Bottom line: The portable PC gaming market is thriving, but that's not really saying much considering there are only a handful of viable options to choose from at retail. That's never stopped the modding community, however, as evident by this recent project from Pitstoptech.

The YouTuber has put together a fully upgradeable handheld gaming PC centered around a mainboard from Framework, the laptop maker known for its staunch support of the right to repair movement.

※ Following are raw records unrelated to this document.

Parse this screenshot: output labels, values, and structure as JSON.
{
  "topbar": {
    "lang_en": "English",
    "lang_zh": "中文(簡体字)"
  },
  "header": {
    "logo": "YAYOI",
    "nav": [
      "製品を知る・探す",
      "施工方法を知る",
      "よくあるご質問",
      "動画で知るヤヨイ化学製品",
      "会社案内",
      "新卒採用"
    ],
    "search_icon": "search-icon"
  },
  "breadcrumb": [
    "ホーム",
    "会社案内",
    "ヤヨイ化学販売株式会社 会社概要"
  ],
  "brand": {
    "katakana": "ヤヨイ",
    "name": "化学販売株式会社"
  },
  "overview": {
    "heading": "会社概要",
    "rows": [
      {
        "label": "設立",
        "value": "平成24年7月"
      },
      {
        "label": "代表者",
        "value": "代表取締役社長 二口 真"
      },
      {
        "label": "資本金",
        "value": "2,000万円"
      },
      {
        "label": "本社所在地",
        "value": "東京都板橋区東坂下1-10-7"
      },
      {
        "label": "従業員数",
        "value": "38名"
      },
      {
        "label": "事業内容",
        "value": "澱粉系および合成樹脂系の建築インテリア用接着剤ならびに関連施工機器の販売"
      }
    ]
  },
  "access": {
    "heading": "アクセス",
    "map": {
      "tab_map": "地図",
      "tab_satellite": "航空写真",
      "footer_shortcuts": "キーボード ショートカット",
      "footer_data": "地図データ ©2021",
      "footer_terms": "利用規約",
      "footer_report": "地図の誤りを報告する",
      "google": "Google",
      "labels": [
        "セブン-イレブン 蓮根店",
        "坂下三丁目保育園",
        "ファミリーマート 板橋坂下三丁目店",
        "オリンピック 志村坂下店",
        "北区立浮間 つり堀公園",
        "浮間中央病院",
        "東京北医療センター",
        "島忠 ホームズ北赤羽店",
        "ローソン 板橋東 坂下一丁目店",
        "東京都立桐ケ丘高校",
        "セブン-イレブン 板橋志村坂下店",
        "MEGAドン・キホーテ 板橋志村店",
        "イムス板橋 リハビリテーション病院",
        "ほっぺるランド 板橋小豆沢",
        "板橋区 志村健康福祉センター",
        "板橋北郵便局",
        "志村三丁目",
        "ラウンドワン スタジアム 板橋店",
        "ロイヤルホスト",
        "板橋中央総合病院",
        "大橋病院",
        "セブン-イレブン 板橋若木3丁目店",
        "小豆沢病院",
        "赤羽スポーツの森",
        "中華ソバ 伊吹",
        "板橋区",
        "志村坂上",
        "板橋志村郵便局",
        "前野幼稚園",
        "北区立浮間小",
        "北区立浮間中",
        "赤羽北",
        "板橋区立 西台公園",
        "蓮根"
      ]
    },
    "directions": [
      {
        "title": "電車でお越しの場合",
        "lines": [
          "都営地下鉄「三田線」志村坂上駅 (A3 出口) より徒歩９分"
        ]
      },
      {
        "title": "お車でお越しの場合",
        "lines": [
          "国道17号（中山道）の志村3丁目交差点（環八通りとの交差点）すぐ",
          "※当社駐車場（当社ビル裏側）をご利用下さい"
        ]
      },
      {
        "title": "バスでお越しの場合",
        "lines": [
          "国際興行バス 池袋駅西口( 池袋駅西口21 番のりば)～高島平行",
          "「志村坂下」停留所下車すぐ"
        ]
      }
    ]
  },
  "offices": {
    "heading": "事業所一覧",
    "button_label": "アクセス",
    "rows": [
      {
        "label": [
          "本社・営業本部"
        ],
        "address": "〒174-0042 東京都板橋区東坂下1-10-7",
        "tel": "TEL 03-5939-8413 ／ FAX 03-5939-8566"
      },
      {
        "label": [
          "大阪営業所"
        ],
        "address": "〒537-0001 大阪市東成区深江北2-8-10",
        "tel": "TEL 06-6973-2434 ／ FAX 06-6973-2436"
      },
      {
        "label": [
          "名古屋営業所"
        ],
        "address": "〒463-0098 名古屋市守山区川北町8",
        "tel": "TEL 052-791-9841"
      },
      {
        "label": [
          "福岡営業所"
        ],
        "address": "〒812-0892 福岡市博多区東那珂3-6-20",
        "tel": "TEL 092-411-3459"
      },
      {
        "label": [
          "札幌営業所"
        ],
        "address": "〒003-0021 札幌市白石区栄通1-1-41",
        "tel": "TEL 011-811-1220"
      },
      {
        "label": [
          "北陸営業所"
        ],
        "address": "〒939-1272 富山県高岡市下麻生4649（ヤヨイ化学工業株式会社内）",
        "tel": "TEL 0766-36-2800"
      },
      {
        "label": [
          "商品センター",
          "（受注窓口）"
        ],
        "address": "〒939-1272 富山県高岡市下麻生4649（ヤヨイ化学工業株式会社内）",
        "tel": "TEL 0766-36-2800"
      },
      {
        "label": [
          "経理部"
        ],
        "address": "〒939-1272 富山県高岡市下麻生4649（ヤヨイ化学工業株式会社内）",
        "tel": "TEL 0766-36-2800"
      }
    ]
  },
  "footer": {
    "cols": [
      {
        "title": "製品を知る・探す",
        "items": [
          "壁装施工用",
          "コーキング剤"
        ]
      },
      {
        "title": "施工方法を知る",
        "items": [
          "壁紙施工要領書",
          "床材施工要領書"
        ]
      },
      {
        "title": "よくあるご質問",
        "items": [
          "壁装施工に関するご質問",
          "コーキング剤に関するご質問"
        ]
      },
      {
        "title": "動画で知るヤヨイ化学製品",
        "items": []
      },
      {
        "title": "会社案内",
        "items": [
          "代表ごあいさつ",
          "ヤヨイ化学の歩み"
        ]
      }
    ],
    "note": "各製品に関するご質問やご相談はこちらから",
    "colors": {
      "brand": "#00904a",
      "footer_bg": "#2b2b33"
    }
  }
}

The board in question is the Intel Core i7-1260P, and it is paired with 16 GB of RAM, a 512 GB SSD, a 7-inch FHD (1,920 x 1,080 resolution) touchscreen display, and a 55Wh battery.

Other amenities include a full-featured USB-C port, a 3.5 mm headphone jack, high-speed WiFi and Bluetooth, and front-facing stereo speakers.

Details are a bit light but based on the two-minute YouTube teaser, it looks as if the system was installed in a custom 3D printed chassis. Joy-Con style controllers can slide and lock into place on either side of the handheld, and you can also output video to a larger screen where using a traditional gamepad might prove more comfortable.

Benchmarks and frame rates are not highlighted, but the handful of games shown off in the teaser all appear to run smoothly.

So, should you build your own or go for an off-the-shelf option? Right now, the latter might be more attractive based on pricing alone.

The Intel Core i7-1260P board currently retails for $549 on its own, which is in the same ballpark as a top-tier Steam Deck (the Steam Deck is currently on offer with a 20 percent discount, bringing it down to $519.20 for a limited time, but normally goes for $549).

The YouTuber will soon be selling a DIY kit for those interested in building their own handheld, and also mentioned the possibility of upgrading to a Ryzen 7840U mainboard and a 61Wh battery for even more performance.

Between the Steam Deck, Lenovo's Legion Go, the Asus ROG Ally, the Nintendo Switch, and a couple others, the handheld gaming market is stronger than ever.